Friday, October 29, 2010

Matt 3:11 αγιω

     After πνευματι αγιω significant and early attestation exists for the addition of και πυρι  (p101vid ℵ B C Ds K L M U W Γ Δ Π Σ 0211 0233 f1.13 33. 399. 565. 892 al lat sy co Ju Ta Ir Tert Or, etc.), which Mill (§§690, 1098, 1177) maintains crept in from the margin. The words are absent in most manuscripts, including E S V Ω 461. 566. 1424. 2224. Griesbach (1:25–30) argues for the authenticity of the words, in part, on the grounds that they were omitted either because (1) they were considered abrasive, (2) they are lacking in Mark 1:8 and John 1:33, or (3) the church lectionary ended without the words (since the readers did not want to sadden the listeners). As lengthy as Griesbach's defense is, he nevertheless concedes: "Certainly no one is ignorant that very many interpolations of the sacred text entered from the scholia and from the commentaries of the fathers." Indeed, Matthäi (48–9) notes four manuscripts that add the words και πυρι in the margin from the scholia, and two that add the words from Chrysostom, who he says quotes the words twice but "without any doubt" from Luke.
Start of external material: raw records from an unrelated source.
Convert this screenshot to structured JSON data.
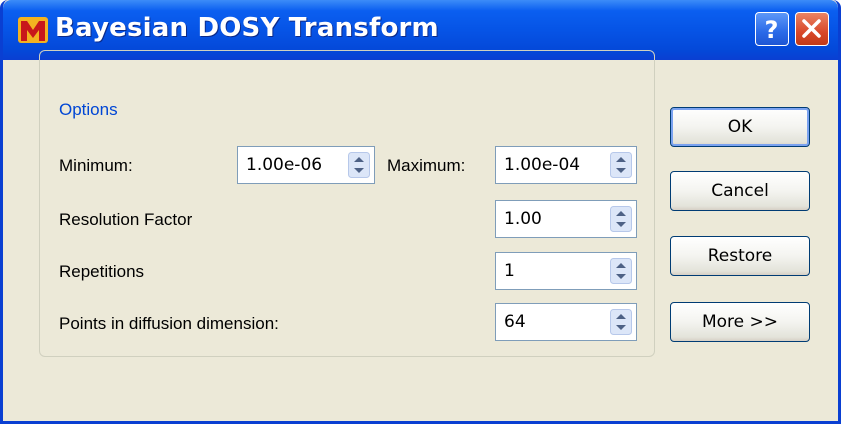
{
  "window": {
    "title": "Bayesian DOSY Transform",
    "icons": {
      "app": "app-logo-icon",
      "help": "question-mark-icon",
      "close": "close-x-icon"
    }
  },
  "options": {
    "group_title": "Options",
    "minimum": {
      "label": "Minimum:",
      "value": "1.00e-06"
    },
    "maximum": {
      "label": "Maximum:",
      "value": "1.00e-04"
    },
    "resolution": {
      "label": "Resolution Factor",
      "value": "1.00"
    },
    "repetitions": {
      "label": "Repetitions",
      "value": "1"
    },
    "points": {
      "label": "Points in diffusion dimension:",
      "value": "64"
    }
  },
  "buttons": {
    "ok": "OK",
    "cancel": "Cancel",
    "restore": "Restore",
    "more": "More >>"
  },
  "colors": {
    "titlebar": "#0654e6",
    "dialog_bg": "#ece9d8",
    "group_title": "#0046d5",
    "input_border": "#7f9db9"
  }
}
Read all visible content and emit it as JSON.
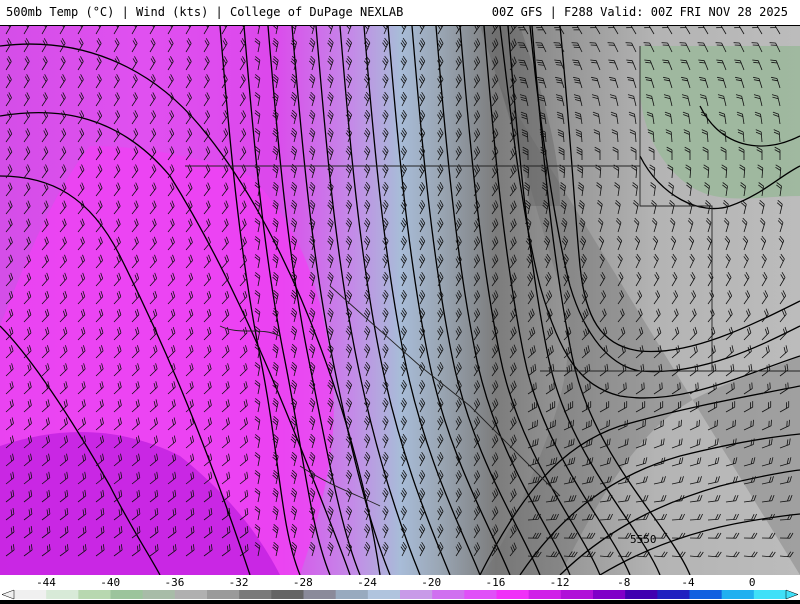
{
  "header": {
    "left_title": "500mb Temp (°C) | Wind (kts) | College of DuPage NEXLAB",
    "right_title": "00Z GFS | F288 Valid: 00Z FRI NOV 28 2025"
  },
  "map": {
    "contour_label": "5550"
  },
  "colorbar": {
    "ticks": [
      "-44",
      "-40",
      "-36",
      "-32",
      "-28",
      "-24",
      "-20",
      "-16",
      "-12",
      "-8",
      "-4",
      "0"
    ],
    "colors": [
      "#f0f0f0",
      "#d8ead8",
      "#b8d8b0",
      "#9cc49c",
      "#a8bca8",
      "#b0b0b0",
      "#9a9a9a",
      "#7a7a7a",
      "#646464",
      "#8a8a9a",
      "#98aabf",
      "#b0c4de",
      "#c89ae8",
      "#d070f0",
      "#e050f8",
      "#f030f8",
      "#d020e8",
      "#b010d8",
      "#8000c8",
      "#4000b0",
      "#2020c0",
      "#1060e0",
      "#20b0f0",
      "#40e0f8"
    ]
  }
}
The same argues that since the Latin Vulgate was organized nearly within apostolic times it was corrupted from Chrysostom or from the old scholia, "as happens hundred times in other places." He further argues that the words εν πυρι in Luke are commented upon only minimally, and that anyone who has read Chrysostom knows how he frequently makes a harmony from multiple gospels and in the middle of interpreting Matthew and John he suddenly diverts to a different gospel, and thus the correction in Matthew is from harmonization and natural theological explanation of εν πνευματι αγιω, which of course was of paramount importance to the early church (cf. Acts 1:5; 2:3), as they were baptized in the Holy Spirit, the external sign of which was baptism by fire. Rinck (248–9), who rejects the addition, unashamedly states that "everyone acknowledges that the manuscripts strong in age and excellence were just as prone to supplement the context from parallel passages," and that suggesting that the church lectionary influenced the omission is unpersuasive, since the very reason that the church lectionary omitted και πυρι may very well have been because it was not thought to have been a part of Matthew's Gospel. Certainly it is agreed that the words were added to Matthew's Gospel at a very primitive stage, and once added, they could hardly have been omitted by any conscientious scribe who had the words in his exemplar, and those without the words in their exemplars would have felt constant temptation to add the words. Yet, as the evidence suggests, the majority of scribes did not add the words which originally belonged to Luke's Gospel, not Matthew's.

No comments:

Post a Comment